Years ago I read of an experiment in which young, twin monkeys were separated at birth from their mother. One was raised in a cage alone with a furry, stuffed animal that it was raised with as a surrogate mother. The other was raised identically, but the surrogate mother was a bundle of wires that had been wrapped and twisted to resemble the shape of a monkey. Obviously the stuffed animal was furry and soft while the metal-wire figure was cold and unappealing. After a year the monkey raised with the stuffed/furry animal made a normal transition into the rest of the tribe. However the monkey raised with the wire-figure was violent and took longer to blend into the tribe, often preferring to be alone and attacking when approached. This study had a profound impact on me and impressed upon me as a young parent the importance of hugs and touch to express the love I have for my children.
The same is true for me when in a relationship. Those passing touches, in so many and varied ways, can communicate so much. And what it communicates is something we desire from our deepest core. To be reassured we are ‘together’. To be reassured we consider each other as priceless, loved.. touch speaks this in ways that we need apart from speech, eyes and tone.
A man by the name of R.W. Sockman made a statement that has been imprinted in my mind since I first read it almost twenty years ago. He stated, “Strength is measured in it’s ability to be gentle.” The greater invention is not the machine that can move large boulders.. but rather the machines that can perform assisted surgery on the most microscopic portions of the human body. Any man can inflict damage with his fists to another human being. But real strength is found in the man who can convey love with the touch of one fingertip to the cheek of his beloved.
It is my sadness that too many people take actual pride in making a beast of themselves. Choosing our words with forethought takes effort. Minding the tone we speak in requires a sense of tact. Whether we are to be a good friend to our friends, a good parent to our kids, or convey the love we feel to our lover.. it takes a conscious effort. But it is such a gift we are able to give as a reassuring hand to a friend’s shoulder, a heartfelt embrace with our children or a caress to our beloved that can make all the difference between either existing as brute beasts or living our lives as caring human beings.

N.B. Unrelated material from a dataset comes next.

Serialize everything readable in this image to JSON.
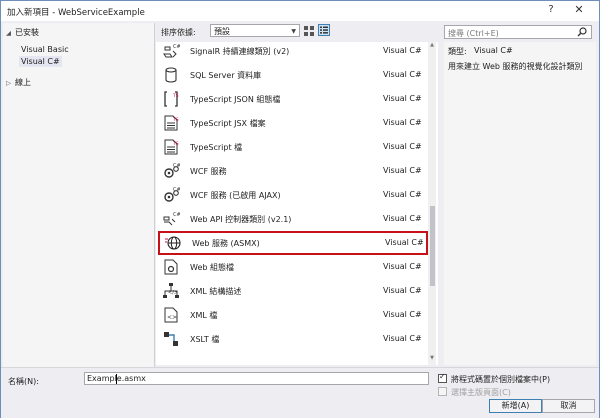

Henry Velez is a writer, traveler and vlogger currently living in the Philippines. He has written extensively on social issues, relationships and travel.